Start of Exercise materials

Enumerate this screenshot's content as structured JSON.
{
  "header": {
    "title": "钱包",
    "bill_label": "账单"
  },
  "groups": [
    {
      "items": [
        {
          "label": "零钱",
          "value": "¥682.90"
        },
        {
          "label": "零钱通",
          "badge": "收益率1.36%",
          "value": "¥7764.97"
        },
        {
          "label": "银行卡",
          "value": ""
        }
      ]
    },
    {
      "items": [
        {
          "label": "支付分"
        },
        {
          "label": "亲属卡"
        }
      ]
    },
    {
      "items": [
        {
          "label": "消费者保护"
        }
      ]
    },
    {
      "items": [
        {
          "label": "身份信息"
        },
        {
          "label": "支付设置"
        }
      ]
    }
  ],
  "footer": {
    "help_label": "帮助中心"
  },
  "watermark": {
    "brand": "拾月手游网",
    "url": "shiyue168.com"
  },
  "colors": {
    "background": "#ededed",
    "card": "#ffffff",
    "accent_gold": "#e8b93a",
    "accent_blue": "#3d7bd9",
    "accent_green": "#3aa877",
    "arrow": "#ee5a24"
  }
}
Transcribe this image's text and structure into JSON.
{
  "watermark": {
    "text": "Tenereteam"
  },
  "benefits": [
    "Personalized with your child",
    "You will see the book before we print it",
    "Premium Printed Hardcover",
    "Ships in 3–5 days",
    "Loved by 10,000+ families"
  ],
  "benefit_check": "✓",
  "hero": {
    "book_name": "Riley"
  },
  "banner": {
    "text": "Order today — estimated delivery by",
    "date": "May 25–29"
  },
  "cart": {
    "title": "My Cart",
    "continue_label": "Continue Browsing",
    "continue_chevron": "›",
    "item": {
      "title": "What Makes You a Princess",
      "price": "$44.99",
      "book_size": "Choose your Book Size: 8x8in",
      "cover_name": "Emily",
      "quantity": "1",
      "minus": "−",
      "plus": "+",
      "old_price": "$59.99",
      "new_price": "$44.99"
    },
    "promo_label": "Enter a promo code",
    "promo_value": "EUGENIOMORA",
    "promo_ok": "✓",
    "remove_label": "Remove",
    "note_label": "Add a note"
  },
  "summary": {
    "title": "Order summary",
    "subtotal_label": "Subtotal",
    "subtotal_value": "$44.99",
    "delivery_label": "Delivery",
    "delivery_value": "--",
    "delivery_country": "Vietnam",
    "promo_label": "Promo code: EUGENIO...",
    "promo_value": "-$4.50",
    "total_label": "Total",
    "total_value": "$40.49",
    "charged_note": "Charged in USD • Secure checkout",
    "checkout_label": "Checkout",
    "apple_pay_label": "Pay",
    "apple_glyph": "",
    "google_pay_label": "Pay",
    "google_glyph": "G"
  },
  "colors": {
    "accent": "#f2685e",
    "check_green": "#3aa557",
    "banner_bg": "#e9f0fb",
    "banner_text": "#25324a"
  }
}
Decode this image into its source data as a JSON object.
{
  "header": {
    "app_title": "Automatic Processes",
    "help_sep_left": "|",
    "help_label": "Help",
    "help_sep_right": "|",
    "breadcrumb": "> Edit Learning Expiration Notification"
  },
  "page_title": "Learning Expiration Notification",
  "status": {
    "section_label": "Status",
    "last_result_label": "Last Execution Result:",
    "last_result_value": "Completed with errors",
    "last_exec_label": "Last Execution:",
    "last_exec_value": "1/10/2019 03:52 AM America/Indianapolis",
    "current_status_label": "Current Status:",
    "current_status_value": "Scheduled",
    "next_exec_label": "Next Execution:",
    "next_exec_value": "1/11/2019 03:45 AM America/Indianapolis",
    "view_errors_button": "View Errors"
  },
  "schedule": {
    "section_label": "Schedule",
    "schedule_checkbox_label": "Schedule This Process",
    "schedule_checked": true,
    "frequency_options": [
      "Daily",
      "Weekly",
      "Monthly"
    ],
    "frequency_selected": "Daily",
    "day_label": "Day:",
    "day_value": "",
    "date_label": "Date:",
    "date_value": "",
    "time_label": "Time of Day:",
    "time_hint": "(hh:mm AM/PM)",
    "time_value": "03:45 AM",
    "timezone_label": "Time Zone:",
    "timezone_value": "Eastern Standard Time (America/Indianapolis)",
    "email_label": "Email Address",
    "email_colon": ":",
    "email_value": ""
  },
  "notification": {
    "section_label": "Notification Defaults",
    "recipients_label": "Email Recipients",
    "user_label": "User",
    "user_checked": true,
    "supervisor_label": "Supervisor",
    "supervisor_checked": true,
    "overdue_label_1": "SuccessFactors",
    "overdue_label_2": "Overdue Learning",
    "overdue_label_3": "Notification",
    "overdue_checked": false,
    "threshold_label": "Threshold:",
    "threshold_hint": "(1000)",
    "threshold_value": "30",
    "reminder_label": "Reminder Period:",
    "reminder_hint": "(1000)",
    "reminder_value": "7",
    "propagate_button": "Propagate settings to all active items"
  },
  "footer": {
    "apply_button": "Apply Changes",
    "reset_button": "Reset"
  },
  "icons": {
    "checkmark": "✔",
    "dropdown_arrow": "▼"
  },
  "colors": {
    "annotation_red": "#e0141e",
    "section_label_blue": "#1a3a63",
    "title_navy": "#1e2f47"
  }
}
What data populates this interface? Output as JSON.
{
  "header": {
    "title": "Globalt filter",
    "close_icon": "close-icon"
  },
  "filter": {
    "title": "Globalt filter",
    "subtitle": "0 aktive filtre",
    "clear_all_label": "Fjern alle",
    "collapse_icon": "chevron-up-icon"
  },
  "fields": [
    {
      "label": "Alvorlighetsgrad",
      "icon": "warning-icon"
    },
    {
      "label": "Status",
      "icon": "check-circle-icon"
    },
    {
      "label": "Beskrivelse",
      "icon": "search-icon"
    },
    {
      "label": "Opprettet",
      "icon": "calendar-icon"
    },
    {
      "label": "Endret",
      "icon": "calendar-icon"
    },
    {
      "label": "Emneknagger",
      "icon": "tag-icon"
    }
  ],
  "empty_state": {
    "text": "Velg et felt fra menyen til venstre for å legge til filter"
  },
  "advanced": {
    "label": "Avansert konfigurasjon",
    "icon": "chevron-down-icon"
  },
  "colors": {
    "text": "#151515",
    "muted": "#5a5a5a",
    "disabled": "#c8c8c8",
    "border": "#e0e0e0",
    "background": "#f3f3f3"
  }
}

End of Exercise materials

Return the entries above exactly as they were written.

Your solution |
Enumerate this screenshot's content as structured JSON.
{
  "header": {
    "title": "钱包",
    "bill_label": "账单"
  },
  "groups": [
    {
      "items": [
        {
          "label": "零钱",
          "value": "¥682.90"
        },
        {
          "label": "零钱通",
          "badge": "收益率1.36%",
          "value": "¥7764.97"
        },
        {
          "label": "银行卡",
          "value": ""
        }
      ]
    },
    {
      "items": [
        {
          "label": "支付分"
        },
        {
          "label": "亲属卡"
        }
      ]
    },
    {
      "items": [
        {
          "label": "消费者保护"
        }
      ]
    },
    {
      "items": [
        {
          "label": "身份信息"
        },
        {
          "label": "支付设置"
        }
      ]
    }
  ],
  "footer": {
    "help_label": "帮助中心"
  },
  "watermark": {
    "brand": "拾月手游网",
    "url": "shiyue168.com"
  },
  "colors": {
    "background": "#ededed",
    "card": "#ffffff",
    "accent_gold": "#e8b93a",
    "accent_blue": "#3d7bd9",
    "accent_green": "#3aa877",
    "arrow": "#ee5a24"
  }
}
Transcribe this image's text and structure into JSON.
{
  "watermark": {
    "text": "Tenereteam"
  },
  "benefits": [
    "Personalized with your child",
    "You will see the book before we print it",
    "Premium Printed Hardcover",
    "Ships in 3–5 days",
    "Loved by 10,000+ families"
  ],
  "benefit_check": "✓",
  "hero": {
    "book_name": "Riley"
  },
  "banner": {
    "text": "Order today — estimated delivery by",
    "date": "May 25–29"
  },
  "cart": {
    "title": "My Cart",
    "continue_label": "Continue Browsing",
    "continue_chevron": "›",
    "item": {
      "title": "What Makes You a Princess",
      "price": "$44.99",
      "book_size": "Choose your Book Size: 8x8in",
      "cover_name": "Emily",
      "quantity": "1",
      "minus": "−",
      "plus": "+",
      "old_price": "$59.99",
      "new_price": "$44.99"
    },
    "promo_label": "Enter a promo code",
    "promo_value": "EUGENIOMORA",
    "promo_ok": "✓",
    "remove_label": "Remove",
    "note_label": "Add a note"
  },
  "summary": {
    "title": "Order summary",
    "subtotal_label": "Subtotal",
    "subtotal_value": "$44.99",
    "delivery_label": "Delivery",
    "delivery_value": "--",
    "delivery_country": "Vietnam",
    "promo_label": "Promo code: EUGENIO...",
    "promo_value": "-$4.50",
    "total_label": "Total",
    "total_value": "$40.49",
    "charged_note": "Charged in USD • Secure checkout",
    "checkout_label": "Checkout",
    "apple_pay_label": "Pay",
    "apple_glyph": "",
    "google_pay_label": "Pay",
    "google_glyph": "G"
  },
  "colors": {
    "accent": "#f2685e",
    "check_green": "#3aa557",
    "banner_bg": "#e9f0fb",
    "banner_text": "#25324a"
  }
}
Decode this image into its source data as a JSON object.
{
  "header": {
    "app_title": "Automatic Processes",
    "help_sep_left": "|",
    "help_label": "Help",
    "help_sep_right": "|",
    "breadcrumb": "> Edit Learning Expiration Notification"
  },
  "page_title": "Learning Expiration Notification",
  "status": {
    "section_label": "Status",
    "last_result_label": "Last Execution Result:",
    "last_result_value": "Completed with errors",
    "last_exec_label": "Last Execution:",
    "last_exec_value": "1/10/2019 03:52 AM America/Indianapolis",
    "current_status_label": "Current Status:",
    "current_status_value": "Scheduled",
    "next_exec_label": "Next Execution:",
    "next_exec_value": "1/11/2019 03:45 AM America/Indianapolis",
    "view_errors_button": "View Errors"
  },
  "schedule": {
    "section_label": "Schedule",
    "schedule_checkbox_label": "Schedule This Process",
    "schedule_checked": true,
    "frequency_options": [
      "Daily",
      "Weekly",
      "Monthly"
    ],
    "frequency_selected": "Daily",
    "day_label": "Day:",
    "day_value": "",
    "date_label": "Date:",
    "date_value": "",
    "time_label": "Time of Day:",
    "time_hint": "(hh:mm AM/PM)",
    "time_value": "03:45 AM",
    "timezone_label": "Time Zone:",
    "timezone_value": "Eastern Standard Time (America/Indianapolis)",
    "email_label": "Email Address",
    "email_colon": ":",
    "email_value": ""
  },
  "notification": {
    "section_label": "Notification Defaults",
    "recipients_label": "Email Recipients",
    "user_label": "User",
    "user_checked": true,
    "supervisor_label": "Supervisor",
    "supervisor_checked": true,
    "overdue_label_1": "SuccessFactors",
    "overdue_label_2": "Overdue Learning",
    "overdue_label_3": "Notification",
    "overdue_checked": false,
    "threshold_label": "Threshold:",
    "threshold_hint": "(1000)",
    "threshold_value": "30",
    "reminder_label": "Reminder Period:",
    "reminder_hint": "(1000)",
    "reminder_value": "7",
    "propagate_button": "Propagate settings to all active items"
  },
  "footer": {
    "apply_button": "Apply Changes",
    "reset_button": "Reset"
  },
  "icons": {
    "checkmark": "✔",
    "dropdown_arrow": "▼"
  },
  "colors": {
    "annotation_red": "#e0141e",
    "section_label_blue": "#1a3a63",
    "title_navy": "#1e2f47"
  }
}
What data populates this interface? Output as JSON.
{
  "header": {
    "title": "Globalt filter",
    "close_icon": "close-icon"
  },
  "filter": {
    "title": "Globalt filter",
    "subtitle": "0 aktive filtre",
    "clear_all_label": "Fjern alle",
    "collapse_icon": "chevron-up-icon"
  },
  "fields": [
    {
      "label": "Alvorlighetsgrad",
      "icon": "warning-icon"
    },
    {
      "label": "Status",
      "icon": "check-circle-icon"
    },
    {
      "label": "Beskrivelse",
      "icon": "search-icon"
    },
    {
      "label": "Opprettet",
      "icon": "calendar-icon"
    },
    {
      "label": "Endret",
      "icon": "calendar-icon"
    },
    {
      "label": "Emneknagger",
      "icon": "tag-icon"
    }
  ],
  "empty_state": {
    "text": "Velg et felt fra menyen til venstre for å legge til filter"
  },
  "advanced": {
    "label": "Avansert konfigurasjon",
    "icon": "chevron-down-icon"
  },
  "colors": {
    "text": "#151515",
    "muted": "#5a5a5a",
    "disabled": "#c8c8c8",
    "border": "#e0e0e0",
    "background": "#f3f3f3"
  }
}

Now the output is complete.